_Task brief_. Quote all of the data exactly as given. Skip every picture it contains.

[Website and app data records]
————
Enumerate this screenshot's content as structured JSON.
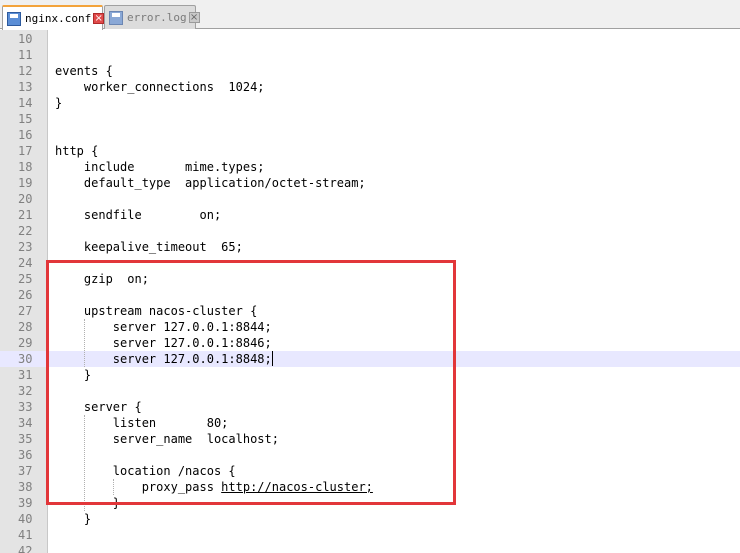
{
  "tabs": [
    {
      "label": "nginx.conf",
      "active": true,
      "icon": "file-icon"
    },
    {
      "label": "error.log",
      "active": false,
      "icon": "file-icon"
    }
  ],
  "tab_close_glyph": "×",
  "editor": {
    "current_line": 30,
    "lines": [
      {
        "num": "10",
        "text": ""
      },
      {
        "num": "11",
        "text": ""
      },
      {
        "num": "12",
        "text": "events {"
      },
      {
        "num": "13",
        "text": "    worker_connections  1024;"
      },
      {
        "num": "14",
        "text": "}"
      },
      {
        "num": "15",
        "text": ""
      },
      {
        "num": "16",
        "text": ""
      },
      {
        "num": "17",
        "text": "http {"
      },
      {
        "num": "18",
        "text": "    include       mime.types;"
      },
      {
        "num": "19",
        "text": "    default_type  application/octet-stream;"
      },
      {
        "num": "20",
        "text": ""
      },
      {
        "num": "21",
        "text": "    sendfile        on;"
      },
      {
        "num": "22",
        "text": ""
      },
      {
        "num": "23",
        "text": "    keepalive_timeout  65;"
      },
      {
        "num": "24",
        "text": ""
      },
      {
        "num": "25",
        "text": "    gzip  on;"
      },
      {
        "num": "26",
        "text": ""
      },
      {
        "num": "27",
        "text": "    upstream nacos-cluster {"
      },
      {
        "num": "28",
        "text": "        server 127.0.0.1:8844;"
      },
      {
        "num": "29",
        "text": "        server 127.0.0.1:8846;"
      },
      {
        "num": "30",
        "text": "        server 127.0.0.1:8848;"
      },
      {
        "num": "31",
        "text": "    }"
      },
      {
        "num": "32",
        "text": ""
      },
      {
        "num": "33",
        "text": "    server {"
      },
      {
        "num": "34",
        "text": "        listen       80;"
      },
      {
        "num": "35",
        "text": "        server_name  localhost;"
      },
      {
        "num": "36",
        "text": ""
      },
      {
        "num": "37",
        "text": "        location /nacos {"
      },
      {
        "num": "38",
        "text": "            proxy_pass ",
        "url": "http://nacos-cluster;"
      },
      {
        "num": "39",
        "text": "        }"
      },
      {
        "num": "40",
        "text": "    }"
      },
      {
        "num": "41",
        "text": ""
      },
      {
        "num": "42",
        "text": ""
      }
    ]
  },
  "colors": {
    "highlight_box": "#e2363a",
    "current_line": "#e8e8ff",
    "active_tab_accent": "#f3a33b"
  }
}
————
_Your solution_.
Enumerate this screenshot's content as structured JSON.
{
  "tabs": [
    {
      "label": "nginx.conf",
      "active": true,
      "icon": "file-icon"
    },
    {
      "label": "error.log",
      "active": false,
      "icon": "file-icon"
    }
  ],
  "tab_close_glyph": "×",
  "editor": {
    "current_line": 30,
    "lines": [
      {
        "num": "10",
        "text": ""
      },
      {
        "num": "11",
        "text": ""
      },
      {
        "num": "12",
        "text": "events {"
      },
      {
        "num": "13",
        "text": "    worker_connections  1024;"
      },
      {
        "num": "14",
        "text": "}"
      },
      {
        "num": "15",
        "text": ""
      },
      {
        "num": "16",
        "text": ""
      },
      {
        "num": "17",
        "text": "http {"
      },
      {
        "num": "18",
        "text": "    include       mime.types;"
      },
      {
        "num": "19",
        "text": "    default_type  application/octet-stream;"
      },
      {
        "num": "20",
        "text": ""
      },
      {
        "num": "21",
        "text": "    sendfile        on;"
      },
      {
        "num": "22",
        "text": ""
      },
      {
        "num": "23",
        "text": "    keepalive_timeout  65;"
      },
      {
        "num": "24",
        "text": ""
      },
      {
        "num": "25",
        "text": "    gzip  on;"
      },
      {
        "num": "26",
        "text": ""
      },
      {
        "num": "27",
        "text": "    upstream nacos-cluster {"
      },
      {
        "num": "28",
        "text": "        server 127.0.0.1:8844;"
      },
      {
        "num": "29",
        "text": "        server 127.0.0.1:8846;"
      },
      {
        "num": "30",
        "text": "        server 127.0.0.1:8848;"
      },
      {
        "num": "31",
        "text": "    }"
      },
      {
        "num": "32",
        "text": ""
      },
      {
        "num": "33",
        "text": "    server {"
      },
      {
        "num": "34",
        "text": "        listen       80;"
      },
      {
        "num": "35",
        "text": "        server_name  localhost;"
      },
      {
        "num": "36",
        "text": ""
      },
      {
        "num": "37",
        "text": "        location /nacos {"
      },
      {
        "num": "38",
        "text": "            proxy_pass ",
        "url": "http://nacos-cluster;"
      },
      {
        "num": "39",
        "text": "        }"
      },
      {
        "num": "40",
        "text": "    }"
      },
      {
        "num": "41",
        "text": ""
      },
      {
        "num": "42",
        "text": ""
      }
    ]
  },
  "colors": {
    "highlight_box": "#e2363a",
    "current_line": "#e8e8ff",
    "active_tab_accent": "#f3a33b"
  }
}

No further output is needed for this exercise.